Oli said that this was the only way forward since the House had become obsolete and that holding elections was the only way for the country to move forward. The president then devised a schedule. If the Supreme Court does not overturn this ruling, the elections will be held on November 12 and 19.
While Oli is preoccupied with internal and national politics, the number of cases in Nepal continues to increase. Since the decision to hold the elections, the country has seen over 30,000 cases and nearly 600 deaths. This has created a lot of friction among health workers, who believe that even considering holding elections during the pandemic is not only reckless, but also dumb.
Doctors and medical personnel are concerned because the country’s death toll has more than doubled since April. Covid-19 had killed 3,061 people as of April 14. As of Tuesday (May 25), the figure stood at 6,700.
Experts, referring to Nepal’s southern neighbors, predict that the number will undoubtedly increase if elections are held, owing to the massive campaigning that occurs prior to voting.
Call for crowding
Cases arose in India as the Vidhan Sabha elections were held in different states. According to scientists, the virus spreads rapidly across political conferences and protests because there is little to no social distancing. Related events occurred in Nepal. Oli hosted a program that drew a few thousand people. His opponents, Pushpa Kamal Dahal and Madhav Kumar Nepal, staged a protest that drew over 10,000 people. According to experts, these political events, as well as numerous religious festivals and marriage parties held throughout the world, contributed to an increase in Covid-19 cases.
The Oli-led government had promised to vaccinate the entire population within three months. That, however, has proven to be a lie. Not learning from his error, Oli said at a press conference on Sunday that he would ensure that all Nepalis were vaccinated prior to the elections.
However, public health experts say that the chances of this occurring are remote because Nepal currently lacks vaccines. If the government intends to vaccinate the whole population, the vaccinations must arrive in Nepal within the next 45 days. There have been small attempts to obtain some vaccines as of now, but this would not be enough to vaccinate the whole population.
According to Dr. Anup Bastola of Sukraraj Tropical and Infectious Disease Hospital in Teku, if the government holds elections in November, Nepal will be struck by the third wave of Covid-19.

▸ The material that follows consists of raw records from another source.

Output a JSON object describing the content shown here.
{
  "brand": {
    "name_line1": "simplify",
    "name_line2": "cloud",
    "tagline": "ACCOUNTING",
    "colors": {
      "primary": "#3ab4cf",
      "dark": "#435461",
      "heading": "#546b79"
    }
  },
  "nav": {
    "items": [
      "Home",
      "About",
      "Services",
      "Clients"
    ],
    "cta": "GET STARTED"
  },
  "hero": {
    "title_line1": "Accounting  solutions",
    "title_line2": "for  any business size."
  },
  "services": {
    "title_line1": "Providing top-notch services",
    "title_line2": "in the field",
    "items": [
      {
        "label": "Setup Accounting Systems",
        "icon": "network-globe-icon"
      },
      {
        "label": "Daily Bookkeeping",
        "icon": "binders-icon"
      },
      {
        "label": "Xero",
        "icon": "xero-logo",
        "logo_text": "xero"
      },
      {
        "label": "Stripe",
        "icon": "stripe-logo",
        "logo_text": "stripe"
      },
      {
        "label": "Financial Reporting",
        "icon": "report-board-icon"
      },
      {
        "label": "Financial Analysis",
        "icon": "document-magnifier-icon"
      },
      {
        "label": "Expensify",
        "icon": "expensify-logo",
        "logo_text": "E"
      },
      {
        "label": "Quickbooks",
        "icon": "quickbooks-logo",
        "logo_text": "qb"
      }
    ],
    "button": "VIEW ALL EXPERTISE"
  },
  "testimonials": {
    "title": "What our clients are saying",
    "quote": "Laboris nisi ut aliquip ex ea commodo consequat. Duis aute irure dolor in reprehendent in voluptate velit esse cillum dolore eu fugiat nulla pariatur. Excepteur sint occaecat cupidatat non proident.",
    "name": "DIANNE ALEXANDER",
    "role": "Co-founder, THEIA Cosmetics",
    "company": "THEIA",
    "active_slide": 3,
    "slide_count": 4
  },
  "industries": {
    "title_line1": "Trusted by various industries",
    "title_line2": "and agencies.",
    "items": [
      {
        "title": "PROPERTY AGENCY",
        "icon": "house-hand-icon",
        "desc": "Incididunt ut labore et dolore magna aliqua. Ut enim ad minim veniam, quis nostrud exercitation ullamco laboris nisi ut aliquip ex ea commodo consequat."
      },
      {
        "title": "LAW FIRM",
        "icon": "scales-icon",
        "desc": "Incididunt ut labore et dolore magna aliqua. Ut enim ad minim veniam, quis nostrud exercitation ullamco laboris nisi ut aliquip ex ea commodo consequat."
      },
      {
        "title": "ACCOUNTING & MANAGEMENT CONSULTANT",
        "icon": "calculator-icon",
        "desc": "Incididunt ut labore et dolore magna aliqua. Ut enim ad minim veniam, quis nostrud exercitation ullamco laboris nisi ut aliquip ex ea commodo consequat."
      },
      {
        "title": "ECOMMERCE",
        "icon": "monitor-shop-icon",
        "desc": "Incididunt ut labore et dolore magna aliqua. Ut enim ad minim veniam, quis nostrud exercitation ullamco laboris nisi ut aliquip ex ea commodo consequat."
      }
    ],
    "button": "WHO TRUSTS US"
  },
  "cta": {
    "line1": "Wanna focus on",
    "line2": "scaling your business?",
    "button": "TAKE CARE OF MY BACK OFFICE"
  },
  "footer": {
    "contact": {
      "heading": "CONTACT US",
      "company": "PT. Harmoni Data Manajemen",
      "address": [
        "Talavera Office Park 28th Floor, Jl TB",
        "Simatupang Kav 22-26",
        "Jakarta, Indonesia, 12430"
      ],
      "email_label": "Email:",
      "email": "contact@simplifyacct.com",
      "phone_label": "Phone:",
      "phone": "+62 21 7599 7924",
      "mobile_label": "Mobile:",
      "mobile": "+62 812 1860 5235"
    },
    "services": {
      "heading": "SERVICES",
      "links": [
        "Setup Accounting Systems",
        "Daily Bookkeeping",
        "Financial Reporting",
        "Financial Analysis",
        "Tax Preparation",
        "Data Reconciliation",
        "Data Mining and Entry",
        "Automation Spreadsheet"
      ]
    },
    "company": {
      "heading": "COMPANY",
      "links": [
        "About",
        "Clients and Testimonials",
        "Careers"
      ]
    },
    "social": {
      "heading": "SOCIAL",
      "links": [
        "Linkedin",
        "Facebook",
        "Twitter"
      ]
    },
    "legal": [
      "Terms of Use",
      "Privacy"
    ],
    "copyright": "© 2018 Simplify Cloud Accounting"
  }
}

“Why can’t they see that the virus spreads faster in a crowded environment? “Here, the government is being irresponsible,” he claims.
Dr. Bimal Pandey agrees with Dr. Bastola and adds that the virus will not be eradicated from the country by November. “If that happens, we will have to declare a health emergency because our fragile health-care system will collapse.”
And the opposition parties are keeping quiet about it. Instead of asking Oli to withdraw his statement, they are all preoccupied with their own political agendas.
“It’s unfortunate that their attention is on politics and elections rather than managing the pandemic,” says Dr Dinesh Kumar Lamsal of Civil Service Hospital.
His concerns are also true, as people in Nepal are dying due to a lack of oxygen, ICU beds, and ventilators. Even though almost the entire country is under lockdown, the number of vital Covid-19 patients is not decreasing.